New rules on mobile app stores could spark a wave of creative, cheaper apps with more privacy options for users. Every budding developer dreams of creating an app that goes viral and makes lots of money overnight. The Angry Birds game became a global phenomenon within weeks when it launched in 2009 and grossed US$10m (£8m) in its first year.
But, overall, the numbers clearly show that mobile apps don’t guarantee wealth. A 2021 study showed that only 0.5% of consumer apps are commercially successful. Developers have to scramble for attention among the nearly 3 million apps and games on Google Play and the 4.5 million apps and games on the Apple Store.
On the Apple iPhonee and iPad, the App Store is the only way to distribute apps. Until recently, Apple and Google stores charged a 30% commission. But both cut it in half for most independent app developers and small businesses after lawsuits like in 2020 when video game company Epic Games claimed Apple had an illegal market monopoly.
Epic Games lost but Apple was subject to App Store changes that are pending. Both Epic Games and Apple are attractive. Epic Games has filed a similar lawsuit against Google, which is expected to go to trial in 2023. App stores set rules around privacy, security, and even the types of apps that can be created.
Third-party stores could set different rules that could be more flexible and allow developers to keep more of the money from the apps they sell.
You were Sherlock
Indie developers say they are sometimes “Sherlocked” by Google and Apple. They develop an app, and soon after, the platforms integrate the functionality of the app into the operating system itself, killing the developer’s product.
FlickType was developed as a third-party keyboard for iPhones and Apple Watches in 2019. Soon after, Apple apparently told the developer that keyboards for the Apple Watch were prohibitedthey announced the feature themselves.
It can take between three and nine months to develop an application and can cost between $40,000 and $300,000 to create a minimum viable product. Some apps take much longer than that to develop.
In 2021, a group of UK-based developers filed a £1.5 billion class action lawsuit against Apple over its store charges. The case will be heard in the UK.
The European Commission told Apple that it abused its position and distorted competition in the music streaming industry and that its restrictions on app developers prevented them from talking to users about cheaper alternative apps.
For example, when Apple makes a music app, competitors like Spotify say it’s unfair. They must pay 15% or 30% of their income to Apple, their rival, which operates the store platform. Until recently, Apple prevented Spotify from informing users of cheaper options (such as subscribing through the service’s website).
A report by the UK Competition and Markets Authority has highlighted concerns that tech giants are creating barriers to innovation and competition. Their full market study is due in June 2022. The UK government has pledged to introduce new laws “when parliamentary time permits”.
Alternative app stores
The EU Digital Markets Act could be in force by spring 2023. The legislation is designed to open up mobile platforms by allowing users to install apps from alternative stores and ensuring that app store providers do not promote their own products or services over third parties. developer offers.
In February 2022, a US Senate panel approved a bill to curb app stores.

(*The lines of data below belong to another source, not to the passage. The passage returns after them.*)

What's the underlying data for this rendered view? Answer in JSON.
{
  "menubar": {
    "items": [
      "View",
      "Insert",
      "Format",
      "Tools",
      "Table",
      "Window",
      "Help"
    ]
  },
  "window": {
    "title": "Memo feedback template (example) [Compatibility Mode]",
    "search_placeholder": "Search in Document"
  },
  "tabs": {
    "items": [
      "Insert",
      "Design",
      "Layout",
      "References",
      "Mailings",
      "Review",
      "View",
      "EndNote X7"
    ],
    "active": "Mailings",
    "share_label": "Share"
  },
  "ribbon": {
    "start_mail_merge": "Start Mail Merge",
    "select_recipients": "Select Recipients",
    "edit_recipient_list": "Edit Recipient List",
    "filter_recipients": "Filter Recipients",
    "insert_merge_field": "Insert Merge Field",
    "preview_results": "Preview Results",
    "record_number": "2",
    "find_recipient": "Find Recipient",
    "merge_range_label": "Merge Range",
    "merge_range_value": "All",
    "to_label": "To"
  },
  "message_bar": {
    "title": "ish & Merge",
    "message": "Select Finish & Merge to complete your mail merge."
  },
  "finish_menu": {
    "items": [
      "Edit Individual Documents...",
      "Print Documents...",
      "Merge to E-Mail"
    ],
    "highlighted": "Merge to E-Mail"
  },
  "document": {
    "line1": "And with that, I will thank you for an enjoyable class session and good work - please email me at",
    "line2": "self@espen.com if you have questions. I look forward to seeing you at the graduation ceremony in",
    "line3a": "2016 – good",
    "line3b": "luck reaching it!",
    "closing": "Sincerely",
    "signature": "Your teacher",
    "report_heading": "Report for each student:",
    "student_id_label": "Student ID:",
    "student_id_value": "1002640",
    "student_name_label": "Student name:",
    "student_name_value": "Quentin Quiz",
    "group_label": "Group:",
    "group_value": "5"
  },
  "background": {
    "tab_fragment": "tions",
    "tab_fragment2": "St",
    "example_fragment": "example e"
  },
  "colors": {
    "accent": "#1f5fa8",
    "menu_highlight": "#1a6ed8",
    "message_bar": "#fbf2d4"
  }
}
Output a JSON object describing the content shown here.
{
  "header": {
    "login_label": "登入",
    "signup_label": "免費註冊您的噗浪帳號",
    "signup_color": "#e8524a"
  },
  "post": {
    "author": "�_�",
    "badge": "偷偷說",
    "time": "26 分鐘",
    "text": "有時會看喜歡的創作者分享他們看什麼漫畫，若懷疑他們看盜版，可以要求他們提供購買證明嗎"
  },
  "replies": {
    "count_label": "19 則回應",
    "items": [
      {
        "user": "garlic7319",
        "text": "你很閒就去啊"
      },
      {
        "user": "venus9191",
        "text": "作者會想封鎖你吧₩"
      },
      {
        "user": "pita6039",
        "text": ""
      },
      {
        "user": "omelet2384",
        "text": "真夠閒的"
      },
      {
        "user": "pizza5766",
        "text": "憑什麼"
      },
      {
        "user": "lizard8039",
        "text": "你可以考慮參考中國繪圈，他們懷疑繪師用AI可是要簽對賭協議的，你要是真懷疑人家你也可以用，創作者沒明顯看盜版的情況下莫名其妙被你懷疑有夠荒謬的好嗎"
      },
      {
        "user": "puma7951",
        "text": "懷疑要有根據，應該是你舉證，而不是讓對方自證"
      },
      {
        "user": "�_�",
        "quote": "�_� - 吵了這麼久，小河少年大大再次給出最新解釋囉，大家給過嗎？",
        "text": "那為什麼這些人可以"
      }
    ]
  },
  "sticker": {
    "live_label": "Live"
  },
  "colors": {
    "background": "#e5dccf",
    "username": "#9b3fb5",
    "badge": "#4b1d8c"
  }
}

It is possible to install apps from other niche stores on Android hardware, such as the F-Droid store for open source apps. But the Play Store is available on almost all Android phones by default, which means the apps available on it can reach more users.
Apple’s and Google’s app review processes (which review apps from developers before making them available) have been heavily criticized for lacking transparency, consistency and general unevenness. Indie developers have no real leverage against international billion dollar companies.
Google has been criticized for not providing meaningful clarification when removing apps from its store.
Apple has expressed security and privacy concerns about allowing apps from other stores on its devices.
App Store review processes may try to ensure that apps adhere to their privacy policies. Most users don’t read them, however, and apps can already access and share far more data than users realize.
Third-party app stores are likely to create a trade-off between user freedom and user security. Some users may prefer Apple and Google’s approach to privacy. Others may prefer a more open experience, where they can install apps from small independent developers, who can develop their apps without having to go through the hoops of big app stores.
The point is, it is possible to give users that choice – evidence from the lawsuits shows that Apple originally planned to support running apps outside of its app store. The Digital Markets Act may force Apple to reconsider.
DMA will not deliver results to users and developers if not properly implemented. The European Commission itself seems ready to become a dedicated regulator for the first time. This will take time, however, and the commission will need to build a large enough team to ensure effective oversight and enforcement.
Article by Greig Paul, Chief Mobile Network and Security Engineer, University of Strathclyde
This article is republished from The Conversation under a Creative Commons license. Read the original article.